Guidelines for drinking-water quality: Small water supplies

Small drinking-water supplies commonly experience operational, managerial, technical and resourcing challenges that impact their ability to deliver safe and reliable services. The needs and opportunities associated with these supplies therefore warrant explicit consideration in policies and regulations. These Guidelines, specifically tailored to small water supplies, build on over 60 years of guidance by the World Health Organization (WHO) on drinking-water quality and safety. They focus on establishing drinking-water quality regulations and standards that are health based and context appropriate; on proactively managing risks through water safety planning and sanitary inspections; and on carrying out independent surveillance.

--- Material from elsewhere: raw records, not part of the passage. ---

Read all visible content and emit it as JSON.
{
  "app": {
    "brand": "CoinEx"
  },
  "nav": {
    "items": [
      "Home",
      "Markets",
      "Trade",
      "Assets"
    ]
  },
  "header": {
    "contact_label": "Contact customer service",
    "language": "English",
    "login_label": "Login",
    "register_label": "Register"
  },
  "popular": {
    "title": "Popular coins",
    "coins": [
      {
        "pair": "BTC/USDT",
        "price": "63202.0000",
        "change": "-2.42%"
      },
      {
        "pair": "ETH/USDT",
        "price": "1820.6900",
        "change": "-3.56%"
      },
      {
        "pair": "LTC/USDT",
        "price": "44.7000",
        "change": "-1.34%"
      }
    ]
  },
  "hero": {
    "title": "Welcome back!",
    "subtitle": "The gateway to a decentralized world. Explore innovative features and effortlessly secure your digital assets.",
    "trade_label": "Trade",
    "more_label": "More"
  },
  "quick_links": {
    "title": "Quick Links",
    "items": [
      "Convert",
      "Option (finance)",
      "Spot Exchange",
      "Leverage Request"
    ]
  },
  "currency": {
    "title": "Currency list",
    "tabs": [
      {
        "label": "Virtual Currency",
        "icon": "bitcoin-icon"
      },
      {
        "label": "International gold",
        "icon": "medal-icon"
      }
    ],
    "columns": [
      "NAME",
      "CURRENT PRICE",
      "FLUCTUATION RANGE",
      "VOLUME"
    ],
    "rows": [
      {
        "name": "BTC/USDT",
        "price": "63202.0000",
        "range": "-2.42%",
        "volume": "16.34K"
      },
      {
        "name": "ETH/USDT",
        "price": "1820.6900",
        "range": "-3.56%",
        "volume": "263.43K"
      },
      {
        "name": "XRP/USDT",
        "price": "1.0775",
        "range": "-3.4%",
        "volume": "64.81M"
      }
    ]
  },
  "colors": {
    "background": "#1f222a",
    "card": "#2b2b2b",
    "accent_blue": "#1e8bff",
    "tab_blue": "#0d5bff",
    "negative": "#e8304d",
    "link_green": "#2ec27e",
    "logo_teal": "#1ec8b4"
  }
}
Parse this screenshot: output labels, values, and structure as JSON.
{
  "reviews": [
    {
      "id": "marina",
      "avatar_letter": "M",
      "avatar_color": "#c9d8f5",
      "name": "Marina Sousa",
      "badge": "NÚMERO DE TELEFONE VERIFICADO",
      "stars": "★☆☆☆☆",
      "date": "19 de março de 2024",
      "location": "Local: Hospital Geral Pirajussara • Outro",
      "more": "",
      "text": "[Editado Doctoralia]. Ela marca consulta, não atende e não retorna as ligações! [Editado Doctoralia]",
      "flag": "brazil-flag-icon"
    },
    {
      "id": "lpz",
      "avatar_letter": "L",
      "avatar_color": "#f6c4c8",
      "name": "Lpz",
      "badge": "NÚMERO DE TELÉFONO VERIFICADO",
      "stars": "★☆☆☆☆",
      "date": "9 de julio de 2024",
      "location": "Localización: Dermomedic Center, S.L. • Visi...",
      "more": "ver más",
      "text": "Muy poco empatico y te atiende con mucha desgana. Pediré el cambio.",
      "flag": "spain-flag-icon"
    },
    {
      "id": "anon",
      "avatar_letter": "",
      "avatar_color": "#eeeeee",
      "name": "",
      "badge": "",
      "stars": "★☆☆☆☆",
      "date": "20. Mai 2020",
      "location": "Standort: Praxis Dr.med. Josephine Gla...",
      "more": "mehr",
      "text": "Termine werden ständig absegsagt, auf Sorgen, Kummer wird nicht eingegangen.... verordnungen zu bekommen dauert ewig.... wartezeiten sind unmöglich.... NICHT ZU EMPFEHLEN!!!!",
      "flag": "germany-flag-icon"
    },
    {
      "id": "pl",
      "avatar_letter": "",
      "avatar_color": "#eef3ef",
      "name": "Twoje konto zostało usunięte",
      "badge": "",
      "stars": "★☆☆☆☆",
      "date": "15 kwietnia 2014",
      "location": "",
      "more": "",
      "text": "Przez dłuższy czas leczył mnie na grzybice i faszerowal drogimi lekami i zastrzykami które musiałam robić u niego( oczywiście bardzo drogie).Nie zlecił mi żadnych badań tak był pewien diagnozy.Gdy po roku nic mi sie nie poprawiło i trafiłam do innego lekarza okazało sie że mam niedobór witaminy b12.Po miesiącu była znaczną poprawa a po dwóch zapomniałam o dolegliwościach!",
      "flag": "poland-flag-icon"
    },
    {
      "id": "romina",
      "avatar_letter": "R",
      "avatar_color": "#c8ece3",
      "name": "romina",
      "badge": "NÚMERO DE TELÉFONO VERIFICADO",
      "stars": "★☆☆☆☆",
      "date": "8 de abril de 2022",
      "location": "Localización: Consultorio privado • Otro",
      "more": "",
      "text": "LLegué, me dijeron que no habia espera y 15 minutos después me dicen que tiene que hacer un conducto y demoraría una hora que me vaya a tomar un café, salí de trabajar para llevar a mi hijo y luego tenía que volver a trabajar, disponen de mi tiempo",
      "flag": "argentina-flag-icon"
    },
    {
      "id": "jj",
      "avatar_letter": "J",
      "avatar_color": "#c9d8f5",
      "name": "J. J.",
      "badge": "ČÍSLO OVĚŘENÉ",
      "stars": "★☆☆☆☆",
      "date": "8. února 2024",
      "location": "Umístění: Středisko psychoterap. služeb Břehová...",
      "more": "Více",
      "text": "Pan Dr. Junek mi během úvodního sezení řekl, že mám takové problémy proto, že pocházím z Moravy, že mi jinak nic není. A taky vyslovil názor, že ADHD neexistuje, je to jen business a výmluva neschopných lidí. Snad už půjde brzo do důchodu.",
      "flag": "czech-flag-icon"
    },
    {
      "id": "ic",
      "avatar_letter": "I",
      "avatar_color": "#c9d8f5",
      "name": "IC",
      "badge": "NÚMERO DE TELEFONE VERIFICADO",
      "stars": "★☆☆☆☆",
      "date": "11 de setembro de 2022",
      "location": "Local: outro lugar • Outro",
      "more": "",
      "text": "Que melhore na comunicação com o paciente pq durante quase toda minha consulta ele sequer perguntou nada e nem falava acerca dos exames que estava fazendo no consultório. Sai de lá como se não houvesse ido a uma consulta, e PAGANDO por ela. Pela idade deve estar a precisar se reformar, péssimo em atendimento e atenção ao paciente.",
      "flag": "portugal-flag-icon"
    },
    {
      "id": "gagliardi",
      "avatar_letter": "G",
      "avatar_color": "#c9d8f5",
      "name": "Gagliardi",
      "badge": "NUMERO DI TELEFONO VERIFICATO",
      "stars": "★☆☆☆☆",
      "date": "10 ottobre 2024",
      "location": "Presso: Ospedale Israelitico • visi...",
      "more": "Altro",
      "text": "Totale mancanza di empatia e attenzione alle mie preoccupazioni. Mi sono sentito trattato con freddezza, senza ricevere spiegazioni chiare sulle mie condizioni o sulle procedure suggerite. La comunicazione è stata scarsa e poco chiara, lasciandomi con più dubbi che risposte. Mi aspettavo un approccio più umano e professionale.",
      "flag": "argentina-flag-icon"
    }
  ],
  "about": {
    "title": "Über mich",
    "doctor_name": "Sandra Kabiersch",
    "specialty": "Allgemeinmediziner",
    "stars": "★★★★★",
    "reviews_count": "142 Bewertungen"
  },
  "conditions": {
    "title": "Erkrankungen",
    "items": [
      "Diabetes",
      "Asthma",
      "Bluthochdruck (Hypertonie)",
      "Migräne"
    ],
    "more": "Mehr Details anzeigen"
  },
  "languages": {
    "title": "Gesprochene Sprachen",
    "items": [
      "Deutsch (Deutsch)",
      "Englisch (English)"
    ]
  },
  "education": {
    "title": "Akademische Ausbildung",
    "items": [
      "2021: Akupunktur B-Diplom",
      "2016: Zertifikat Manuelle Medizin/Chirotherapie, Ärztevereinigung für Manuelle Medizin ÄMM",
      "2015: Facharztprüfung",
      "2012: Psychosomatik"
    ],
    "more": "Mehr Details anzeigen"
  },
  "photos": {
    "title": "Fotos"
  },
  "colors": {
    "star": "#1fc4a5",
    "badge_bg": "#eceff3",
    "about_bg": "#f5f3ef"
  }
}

The guidance is intended primarily for decision-makers at national and subnational levels with responsibility for developing regulatory frameworks and support programmes related to these activities. Other stakeholders involved in water service provision will also benefit from the guidance in this document. Designed to be practical and accessible, these Guidelines offer clear guidance that is rooted in the principle of progressive improvement. State-of-the-art recommendations and implementation guidance are provided, drawn from a comprehensive evidence review and established good practices. Additionally, case examples are provided from countries and areas around the world to demonstrate how the guidance in this publication has been implemented in practice in a wide variety of contexts. Together with WHO’s 2024 Sanitary inspection packages – a supporting tool for the Guidelines for drinking-water quality: small water supplies, these Guidelines update and supersede WHO’s 1997 Guidelines for drinking-water quality. Volume 3: surveillance and control of community supplies. Key changes to this updated publication include a greater focus on preventive risk management and a broader range of small water supplies covered, including those managed by households, communities and professional entities.